_INSTRUCTIONS TO FOLLOW_: What follows is a block of records; restate each one word for word.

- - -

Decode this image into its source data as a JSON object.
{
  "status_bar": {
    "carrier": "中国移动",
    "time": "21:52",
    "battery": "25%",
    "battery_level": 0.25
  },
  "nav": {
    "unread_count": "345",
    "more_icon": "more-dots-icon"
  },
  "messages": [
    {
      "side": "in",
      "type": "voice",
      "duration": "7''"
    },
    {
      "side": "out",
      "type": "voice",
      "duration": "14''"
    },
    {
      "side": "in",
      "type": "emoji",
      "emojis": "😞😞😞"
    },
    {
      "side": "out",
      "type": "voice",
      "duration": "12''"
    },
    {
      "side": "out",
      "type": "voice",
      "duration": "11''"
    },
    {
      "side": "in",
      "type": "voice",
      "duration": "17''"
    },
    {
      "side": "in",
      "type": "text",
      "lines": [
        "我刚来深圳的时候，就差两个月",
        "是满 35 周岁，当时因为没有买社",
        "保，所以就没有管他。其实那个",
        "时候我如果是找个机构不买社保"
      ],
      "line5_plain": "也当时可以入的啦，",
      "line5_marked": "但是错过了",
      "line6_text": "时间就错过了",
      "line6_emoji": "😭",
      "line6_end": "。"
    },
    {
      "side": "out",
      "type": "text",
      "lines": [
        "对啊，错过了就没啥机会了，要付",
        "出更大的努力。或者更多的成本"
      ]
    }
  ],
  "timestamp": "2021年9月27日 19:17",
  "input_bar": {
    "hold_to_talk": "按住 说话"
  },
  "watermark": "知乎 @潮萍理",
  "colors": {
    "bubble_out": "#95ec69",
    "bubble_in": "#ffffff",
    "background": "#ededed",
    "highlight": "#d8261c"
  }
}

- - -

_RESPONSE TO THE TASK_:
Decode this image into its source data as a JSON object.
{
  "status_bar": {
    "carrier": "中国移动",
    "time": "21:52",
    "battery": "25%",
    "battery_level": 0.25
  },
  "nav": {
    "unread_count": "345",
    "more_icon": "more-dots-icon"
  },
  "messages": [
    {
      "side": "in",
      "type": "voice",
      "duration": "7''"
    },
    {
      "side": "out",
      "type": "voice",
      "duration": "14''"
    },
    {
      "side": "in",
      "type": "emoji",
      "emojis": "😞😞😞"
    },
    {
      "side": "out",
      "type": "voice",
      "duration": "12''"
    },
    {
      "side": "out",
      "type": "voice",
      "duration": "11''"
    },
    {
      "side": "in",
      "type": "voice",
      "duration": "17''"
    },
    {
      "side": "in",
      "type": "text",
      "lines": [
        "我刚来深圳的时候，就差两个月",
        "是满 35 周岁，当时因为没有买社",
        "保，所以就没有管他。其实那个",
        "时候我如果是找个机构不买社保"
      ],
      "line5_plain": "也当时可以入的啦，",
      "line5_marked": "但是错过了",
      "line6_text": "时间就错过了",
      "line6_emoji": "😭",
      "line6_end": "。"
    },
    {
      "side": "out",
      "type": "text",
      "lines": [
        "对啊，错过了就没啥机会了，要付",
        "出更大的努力。或者更多的成本"
      ]
    }
  ],
  "timestamp": "2021年9月27日 19:17",
  "input_bar": {
    "hold_to_talk": "按住 说话"
  },
  "watermark": "知乎 @潮萍理",
  "colors": {
    "bubble_out": "#95ec69",
    "bubble_in": "#ffffff",
    "background": "#ededed",
    "highlight": "#d8261c"
  }
}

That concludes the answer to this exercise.